• Fundamental is telling the truth. If you have more alcohol than you're allowed to bring into Canada duty-free, say so. The duty isn't that much. And lying — if you get caught — can cost you a lot of precious travel time, and perhaps more.
• If you're bringing children with you who aren't yours, it's important to have letters from their parents (both should sign, or send separate letters) stating it's OK for the kids to travel.
• Similarly, if you're traveling with your kids, but without their other parent, you'll likely need a note from the missing parent stating it's OK for the kids to travel with you.
• Forget about live bait.
• If you're accompanied by a dog, make sure you've got documentation of vaccination against rabies and a valid health certificate from your veterinarian.
• If you've got a DWI on your record you might be allowed entry at least once, dependent on the specific circumstances of the offense and the discretion of the agent. Other methods of ensuring passage require advance paperwork to be filed.
• Key questions an agent might ask (in some cases already knowing the answer) at the border include, "Have you ever been denied entry to Canada?'' Or, "Have you ever been convicted of a criminal offense?'' Rolling the dice — lying — might possibly get you into the country. More likely is more trouble than you want.
• Upshot: Smile, be polite, don't offer anything that isn't a direct response to a question. The agent might appear to be cold, even rude. But he/she doesn't have an easy job. Like his American counterparts, he's looking for bad guys. And bad guys generally don't raise their hands to identify themselves.
Record use in 2012 of a hotline by law-abiding hunters and anglers to report suspicious game and fish activity led to a 29 percent increase in arrests by conservations officers, the MInnesota Department of Natural Resources says.
Calls to the state's Turn in Poachers (TIP) hotline rose to 2,051 in 2012, a 54 percent increase from 2011, the agency said.
Most of the resulting 359 arrests were tied to deer, fish and waterfowl violations.
The record high number of DNR poaching arrests was 428 in 1991.
“Many good cases are the result of citizens calling the TIP hotline at 800-652-9093,” said Col. Jim Konrad, DNR Enforcement director. "A conservation officer has only one set of eyes and covers 650 square miles.
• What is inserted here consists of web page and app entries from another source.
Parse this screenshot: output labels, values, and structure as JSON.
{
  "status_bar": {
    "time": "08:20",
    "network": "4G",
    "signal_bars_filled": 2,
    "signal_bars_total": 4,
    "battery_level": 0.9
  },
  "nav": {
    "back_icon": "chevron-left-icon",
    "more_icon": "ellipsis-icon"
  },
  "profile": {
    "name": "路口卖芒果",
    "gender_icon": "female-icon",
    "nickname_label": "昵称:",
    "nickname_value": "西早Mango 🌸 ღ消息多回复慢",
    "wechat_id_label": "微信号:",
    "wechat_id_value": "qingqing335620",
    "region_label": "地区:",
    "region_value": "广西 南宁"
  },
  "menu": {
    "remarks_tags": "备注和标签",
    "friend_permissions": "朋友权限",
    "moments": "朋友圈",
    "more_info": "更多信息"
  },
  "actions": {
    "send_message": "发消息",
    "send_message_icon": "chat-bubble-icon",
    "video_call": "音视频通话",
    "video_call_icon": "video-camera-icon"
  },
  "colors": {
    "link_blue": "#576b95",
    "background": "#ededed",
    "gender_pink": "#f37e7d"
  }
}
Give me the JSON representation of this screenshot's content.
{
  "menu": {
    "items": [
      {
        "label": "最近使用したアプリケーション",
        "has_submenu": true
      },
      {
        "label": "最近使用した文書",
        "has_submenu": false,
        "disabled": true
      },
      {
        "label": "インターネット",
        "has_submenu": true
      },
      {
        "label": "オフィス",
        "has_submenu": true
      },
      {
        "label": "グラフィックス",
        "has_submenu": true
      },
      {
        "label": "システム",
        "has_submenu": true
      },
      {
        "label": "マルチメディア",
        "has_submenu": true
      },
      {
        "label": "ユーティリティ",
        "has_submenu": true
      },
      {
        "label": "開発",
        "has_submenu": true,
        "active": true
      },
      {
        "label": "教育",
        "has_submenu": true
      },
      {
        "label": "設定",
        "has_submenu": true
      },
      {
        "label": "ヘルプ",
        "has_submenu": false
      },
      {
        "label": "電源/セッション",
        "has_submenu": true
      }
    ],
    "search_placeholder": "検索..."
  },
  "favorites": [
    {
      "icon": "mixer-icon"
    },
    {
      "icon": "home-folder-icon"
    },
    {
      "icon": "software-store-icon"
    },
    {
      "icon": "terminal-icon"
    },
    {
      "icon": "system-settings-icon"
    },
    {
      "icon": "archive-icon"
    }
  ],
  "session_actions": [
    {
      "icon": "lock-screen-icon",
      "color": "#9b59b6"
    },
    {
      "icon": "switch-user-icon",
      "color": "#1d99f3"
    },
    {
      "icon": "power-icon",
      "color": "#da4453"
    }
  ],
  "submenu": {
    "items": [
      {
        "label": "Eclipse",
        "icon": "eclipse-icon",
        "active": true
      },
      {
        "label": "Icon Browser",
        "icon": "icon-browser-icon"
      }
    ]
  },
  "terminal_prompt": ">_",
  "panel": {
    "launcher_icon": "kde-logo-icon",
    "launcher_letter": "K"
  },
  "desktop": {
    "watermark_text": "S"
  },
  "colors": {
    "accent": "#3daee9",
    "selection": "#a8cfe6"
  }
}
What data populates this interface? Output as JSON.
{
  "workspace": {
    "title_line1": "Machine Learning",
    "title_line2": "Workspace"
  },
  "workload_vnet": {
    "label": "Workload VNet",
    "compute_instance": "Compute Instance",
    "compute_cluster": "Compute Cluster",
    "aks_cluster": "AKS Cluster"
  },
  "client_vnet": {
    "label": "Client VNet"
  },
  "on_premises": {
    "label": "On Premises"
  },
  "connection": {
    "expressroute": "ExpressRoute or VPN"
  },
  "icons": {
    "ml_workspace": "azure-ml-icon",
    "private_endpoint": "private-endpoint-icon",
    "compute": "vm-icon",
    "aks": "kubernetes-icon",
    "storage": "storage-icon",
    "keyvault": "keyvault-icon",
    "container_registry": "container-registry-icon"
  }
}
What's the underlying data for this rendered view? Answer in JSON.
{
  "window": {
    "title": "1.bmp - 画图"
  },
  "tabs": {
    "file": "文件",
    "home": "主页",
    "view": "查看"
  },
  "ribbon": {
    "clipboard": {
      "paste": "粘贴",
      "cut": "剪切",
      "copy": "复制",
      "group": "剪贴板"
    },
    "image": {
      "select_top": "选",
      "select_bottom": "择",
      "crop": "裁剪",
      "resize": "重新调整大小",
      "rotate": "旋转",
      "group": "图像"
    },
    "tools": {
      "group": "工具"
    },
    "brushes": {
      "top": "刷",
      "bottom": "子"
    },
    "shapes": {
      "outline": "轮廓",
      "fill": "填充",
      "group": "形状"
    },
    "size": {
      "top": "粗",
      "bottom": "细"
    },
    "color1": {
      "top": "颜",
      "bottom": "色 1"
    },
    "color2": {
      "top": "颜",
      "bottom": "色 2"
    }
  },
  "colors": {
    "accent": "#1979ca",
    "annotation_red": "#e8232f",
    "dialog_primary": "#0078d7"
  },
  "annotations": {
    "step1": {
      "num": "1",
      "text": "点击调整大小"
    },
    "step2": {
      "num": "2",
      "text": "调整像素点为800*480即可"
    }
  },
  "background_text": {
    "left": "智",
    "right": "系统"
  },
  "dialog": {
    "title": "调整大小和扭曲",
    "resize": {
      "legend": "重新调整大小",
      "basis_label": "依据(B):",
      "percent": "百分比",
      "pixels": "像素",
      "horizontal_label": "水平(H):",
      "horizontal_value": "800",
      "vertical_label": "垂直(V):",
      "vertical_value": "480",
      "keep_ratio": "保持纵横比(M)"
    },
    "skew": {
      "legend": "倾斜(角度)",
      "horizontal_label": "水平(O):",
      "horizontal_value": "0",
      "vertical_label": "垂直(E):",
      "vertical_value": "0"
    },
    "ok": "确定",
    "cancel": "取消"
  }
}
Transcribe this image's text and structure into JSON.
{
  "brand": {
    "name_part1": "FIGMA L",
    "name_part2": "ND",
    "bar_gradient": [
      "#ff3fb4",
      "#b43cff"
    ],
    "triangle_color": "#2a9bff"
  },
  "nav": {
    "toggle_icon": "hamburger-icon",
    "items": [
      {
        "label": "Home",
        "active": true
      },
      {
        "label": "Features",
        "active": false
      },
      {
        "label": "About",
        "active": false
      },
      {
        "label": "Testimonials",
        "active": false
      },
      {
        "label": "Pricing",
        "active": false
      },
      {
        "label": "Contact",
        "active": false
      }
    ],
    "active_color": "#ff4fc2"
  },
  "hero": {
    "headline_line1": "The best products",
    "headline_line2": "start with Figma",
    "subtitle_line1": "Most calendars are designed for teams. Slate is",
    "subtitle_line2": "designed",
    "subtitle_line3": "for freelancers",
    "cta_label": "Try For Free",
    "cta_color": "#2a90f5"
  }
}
If the public is concerned about natural resources, every person is another set of eyes that can help catch those violating the law.”
According to the DNR, multiple calls to TIP last May helped conservation officer Eric Schettler of Fairmont catch three poachers with 198 crappies more than the legal limit and three walleyes out of season. Restitution and fines totaled $1,550.
Since 1981, TIP has paid nearly $358,000 in rewards for information leading to arrests. Nearly half of informants turn down rewards.
The 24 hour toll-free TIP hotline at 800-652-9093. Cell phone users can dial #TIP.